▶ **THE INPUT**:
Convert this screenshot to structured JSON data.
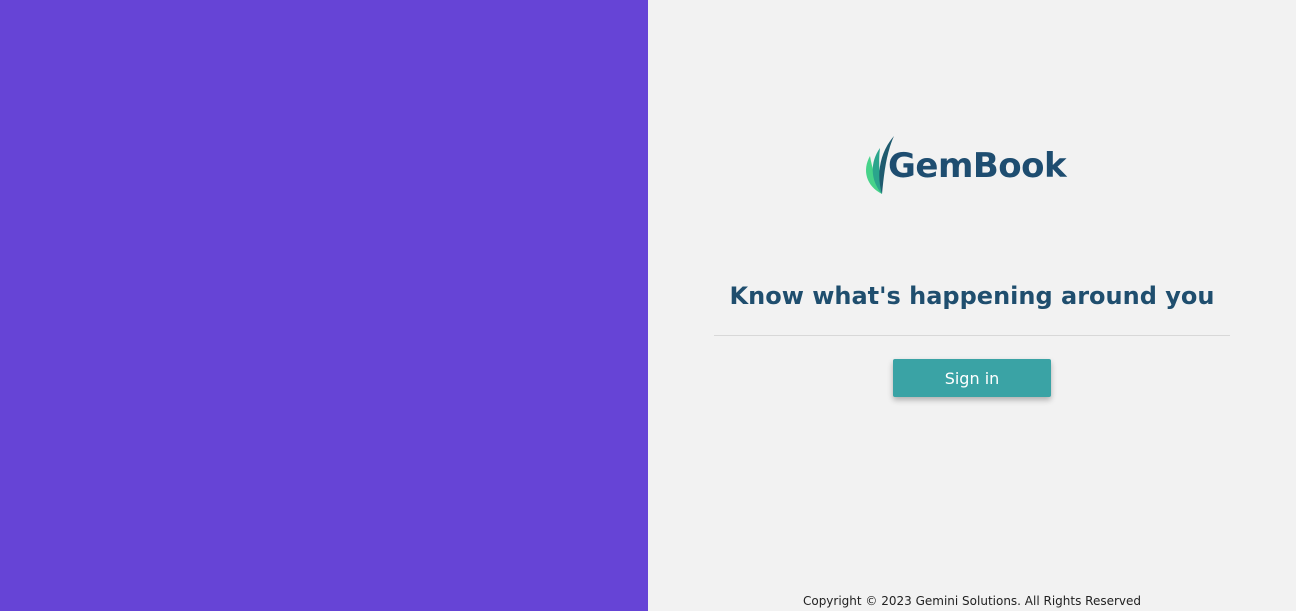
{
  "left_panel": {
    "background": "#6644d6"
  },
  "logo": {
    "text": "GemBook",
    "icon": "leaf-icon",
    "colors": {
      "text": "#1e4d70",
      "leaf_light": "#47d38a",
      "leaf_teal": "#2aa58c",
      "leaf_dark": "#1e5a6e"
    }
  },
  "main": {
    "tagline": "Know what's happening around you",
    "signin_label": "Sign in",
    "accent_color": "#3aa3a5"
  },
  "footer": {
    "copyright": "Copyright © 2023 Gemini Solutions. All Rights Reserved"
  }
}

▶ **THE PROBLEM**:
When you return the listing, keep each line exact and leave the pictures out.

▶ **REPLY TO THE TASK**:
Convert this screenshot to structured JSON data.
{
  "left_panel": {
    "background": "#6644d6"
  },
  "logo": {
    "text": "GemBook",
    "icon": "leaf-icon",
    "colors": {
      "text": "#1e4d70",
      "leaf_light": "#47d38a",
      "leaf_teal": "#2aa58c",
      "leaf_dark": "#1e5a6e"
    }
  },
  "main": {
    "tagline": "Know what's happening around you",
    "signin_label": "Sign in",
    "accent_color": "#3aa3a5"
  },
  "footer": {
    "copyright": "Copyright © 2023 Gemini Solutions. All Rights Reserved"
  }
}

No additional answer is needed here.